In the two decades after 1989, China accelerated its economic growth to an annual average of more than 10%, a powerful antidote to discontent. But that expansion is now causing problems of its own. As the country has grown richer, the spoils have been less equally divided. China doesn’t regularly publish its Gini coefficient, a statistic that measures the income gap. But in his last public comments before being removed from office, the populist party official Bo Xilai warned that the number had surpassed the level at which social unrest becomes likely.
The upshot is that the compact between party and people — prosperity in return for acquiescence — is nowhere as ironclad as before because the Chinese dream is no longer as widely achievable as before. The Chinese “have met with enormous economic success, but the gap between rich and poor is growing,” says Jerome Cohen, an expert on China’s legal system at New York University. “It’s creating great resentment.” Illegal land grabs by local officials and well-connected property developers are another source of outrage; China has seen at least two suicide bombings over the past year by people angered that they weren’t fairly compensated after being evicted from their homes. There’s anger too over the health and safety hazards of polluting factories built with little oversight.

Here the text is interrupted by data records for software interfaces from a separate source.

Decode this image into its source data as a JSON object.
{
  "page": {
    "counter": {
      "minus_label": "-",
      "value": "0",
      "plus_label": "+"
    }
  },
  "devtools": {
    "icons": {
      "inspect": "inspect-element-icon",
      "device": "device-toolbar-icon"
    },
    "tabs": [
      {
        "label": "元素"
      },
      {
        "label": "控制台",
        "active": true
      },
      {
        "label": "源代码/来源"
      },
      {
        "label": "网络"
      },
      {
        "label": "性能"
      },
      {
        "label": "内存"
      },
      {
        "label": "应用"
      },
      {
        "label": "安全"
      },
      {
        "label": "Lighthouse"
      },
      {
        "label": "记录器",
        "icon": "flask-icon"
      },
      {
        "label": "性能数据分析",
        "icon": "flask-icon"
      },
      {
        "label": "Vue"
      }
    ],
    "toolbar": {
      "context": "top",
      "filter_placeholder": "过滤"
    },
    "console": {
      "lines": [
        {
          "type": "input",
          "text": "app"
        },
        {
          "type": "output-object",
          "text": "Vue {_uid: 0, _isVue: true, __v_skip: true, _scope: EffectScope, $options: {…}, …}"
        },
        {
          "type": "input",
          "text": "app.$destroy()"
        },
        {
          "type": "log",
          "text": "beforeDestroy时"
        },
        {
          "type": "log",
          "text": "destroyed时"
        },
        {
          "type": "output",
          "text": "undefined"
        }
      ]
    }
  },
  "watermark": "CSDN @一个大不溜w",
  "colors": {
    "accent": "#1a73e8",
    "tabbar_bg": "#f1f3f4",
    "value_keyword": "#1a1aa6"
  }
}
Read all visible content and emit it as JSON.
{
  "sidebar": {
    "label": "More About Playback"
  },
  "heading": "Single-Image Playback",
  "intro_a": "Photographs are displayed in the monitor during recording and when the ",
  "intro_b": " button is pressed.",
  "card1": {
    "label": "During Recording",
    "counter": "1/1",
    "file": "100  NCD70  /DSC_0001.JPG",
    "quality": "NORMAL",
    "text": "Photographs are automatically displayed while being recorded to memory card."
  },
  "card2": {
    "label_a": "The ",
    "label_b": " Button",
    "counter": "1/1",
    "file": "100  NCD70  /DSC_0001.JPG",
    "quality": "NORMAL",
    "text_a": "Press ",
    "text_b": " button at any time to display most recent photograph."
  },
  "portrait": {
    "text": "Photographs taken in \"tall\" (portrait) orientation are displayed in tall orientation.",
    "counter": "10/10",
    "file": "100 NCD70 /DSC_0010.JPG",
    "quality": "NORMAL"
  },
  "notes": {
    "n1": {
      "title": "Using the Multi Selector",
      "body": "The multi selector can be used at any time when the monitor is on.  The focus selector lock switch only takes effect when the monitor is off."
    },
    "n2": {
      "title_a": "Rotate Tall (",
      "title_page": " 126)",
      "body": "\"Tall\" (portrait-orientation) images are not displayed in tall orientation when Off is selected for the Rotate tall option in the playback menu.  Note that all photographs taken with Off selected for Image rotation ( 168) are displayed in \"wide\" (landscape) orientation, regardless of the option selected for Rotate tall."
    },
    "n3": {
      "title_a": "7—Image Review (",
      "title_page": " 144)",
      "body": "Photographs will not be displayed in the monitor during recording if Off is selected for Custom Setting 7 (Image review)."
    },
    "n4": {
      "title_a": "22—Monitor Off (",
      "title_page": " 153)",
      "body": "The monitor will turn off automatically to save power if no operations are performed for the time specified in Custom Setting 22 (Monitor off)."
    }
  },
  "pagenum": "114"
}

It’s all enough to turn many ordinary citizens into activists in their fight for dignity. “The desire for justice is strong,” says Cohen. “The Chinese have patience, but when they’ve put up with it for too long they will find an outlet.” And government control of courts and media means that outlet is often the streets. Says Liu Yawei, director of the China program at the Carter Center, an Atlanta-based NGO that promotes human rights and conflict resolution: “If China doesn’t address issues of accountability, [it is] never going to be able to maintain stability.”